Description of the task:
Go through the entries below. Copy out every line that contains "address".

[Extracted material]

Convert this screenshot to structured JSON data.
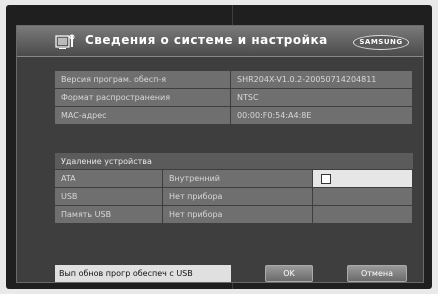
{
  "header": {
    "title": "Сведения о системе и настройка",
    "brand": "SAMSUNG",
    "icon": "settings-tv-icon"
  },
  "info_rows": [
    {
      "label": "Версия програм. обесп-я",
      "value": "SHR204X-V1.0.2-20050714204811"
    },
    {
      "label": "Формат распространения",
      "value": "NTSC"
    },
    {
      "label": "MAC-адрес",
      "value": "00:00:F0:54:A4:8E"
    }
  ],
  "device_removal": {
    "title": "Удаление устройства",
    "rows": [
      {
        "name": "ATA",
        "status": "Внутренний",
        "checked": false
      },
      {
        "name": "USB",
        "status": "Нет прибора"
      },
      {
        "name": "Память USB",
        "status": "Нет прибора"
      }
    ]
  },
  "footer": {
    "update_label": "Вып обнов прогр обеспеч с USB",
    "ok_label": "OK",
    "cancel_label": "Отмена"
  }
}
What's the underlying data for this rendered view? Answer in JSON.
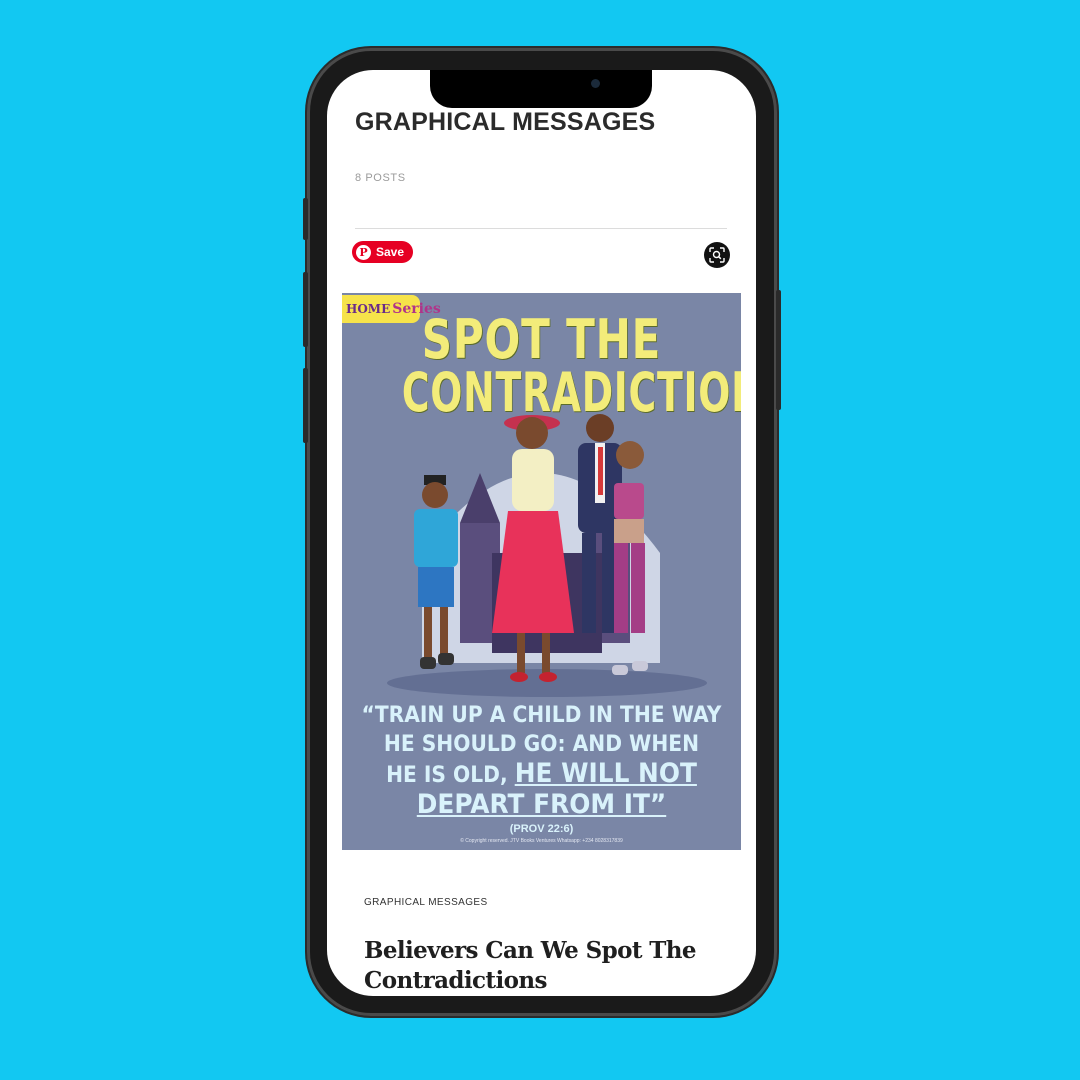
{
  "page": {
    "title": "GRAPHICAL MESSAGES",
    "post_count": "8 POSTS"
  },
  "pin_actions": {
    "save_label": "Save",
    "visual_search_icon": "lens-search-icon"
  },
  "poster": {
    "series_tag_top": "HOME",
    "series_tag": "Series",
    "title_line1": "SPOT THE",
    "title_line2": "CONTRADICTIONS",
    "quote_line1": "“TRAIN UP A CHILD IN THE WAY",
    "quote_line2": "HE SHOULD GO: AND WHEN",
    "quote_line3a": "HE IS OLD, ",
    "quote_line3b": "HE WILL NOT",
    "quote_line4": "DEPART FROM IT”",
    "reference": "(PROV 22:6)",
    "copyright": "© Copyright reserved. JTV Books Ventures Whatsapp: +234 8028317839"
  },
  "post": {
    "category": "GRAPHICAL MESSAGES",
    "title": "Believers Can We Spot The Contradictions"
  },
  "colors": {
    "background": "#12c8f2",
    "save_button": "#e60023",
    "poster_bg": "#7a86a6",
    "poster_title": "#f3ec7a"
  }
}
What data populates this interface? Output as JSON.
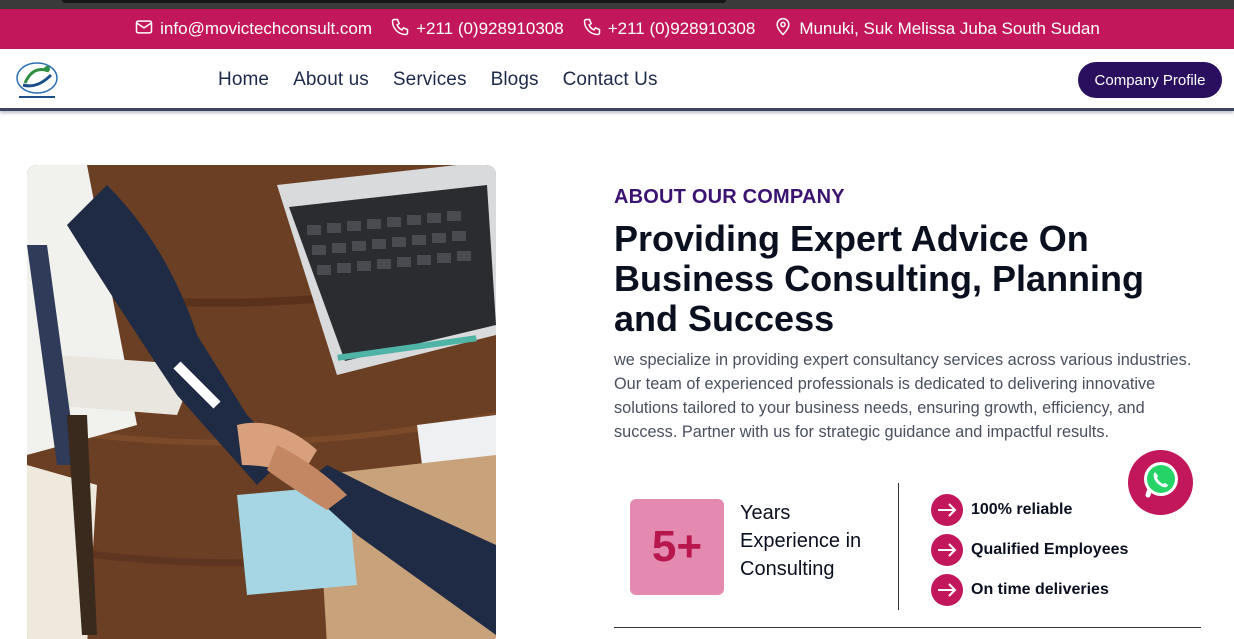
{
  "topbar": {
    "email": "info@movictechconsult.com",
    "phone1": "+211 (0)928910308",
    "phone2": "+211 (0)928910308",
    "address": "Munuki, Suk Melissa Juba South Sudan"
  },
  "nav": {
    "items": [
      "Home",
      "About us",
      "Services",
      "Blogs",
      "Contact Us"
    ],
    "profile_button": "Company Profile"
  },
  "about": {
    "eyebrow": "ABOUT OUR COMPANY",
    "heading": "Providing Expert Advice On Business Consulting, Planning and Success",
    "paragraph": "we specialize in providing expert consultancy services across various industries. Our team of experienced professionals is dedicated to delivering innovative solutions tailored to your business needs, ensuring growth, efficiency, and success. Partner with us for strategic guidance and impactful results.",
    "experience_value": "5+",
    "experience_label": "Years Experience in Consulting",
    "features": [
      "100% reliable",
      "Qualified Employees",
      "On time deliveries"
    ]
  },
  "colors": {
    "brand_pink": "#c2185b",
    "brand_purple": "#2a0f5e",
    "experience_box": "#e48ab1"
  },
  "icons": {
    "email": "mail-icon",
    "phone": "phone-icon",
    "address": "location-pin-icon",
    "feature": "arrow-right-icon",
    "float": "whatsapp-icon"
  }
}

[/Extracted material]

Solution to the exercise:
    "address": "Munuki, Suk Melissa Juba South Sudan"
    "address": "location-pin-icon",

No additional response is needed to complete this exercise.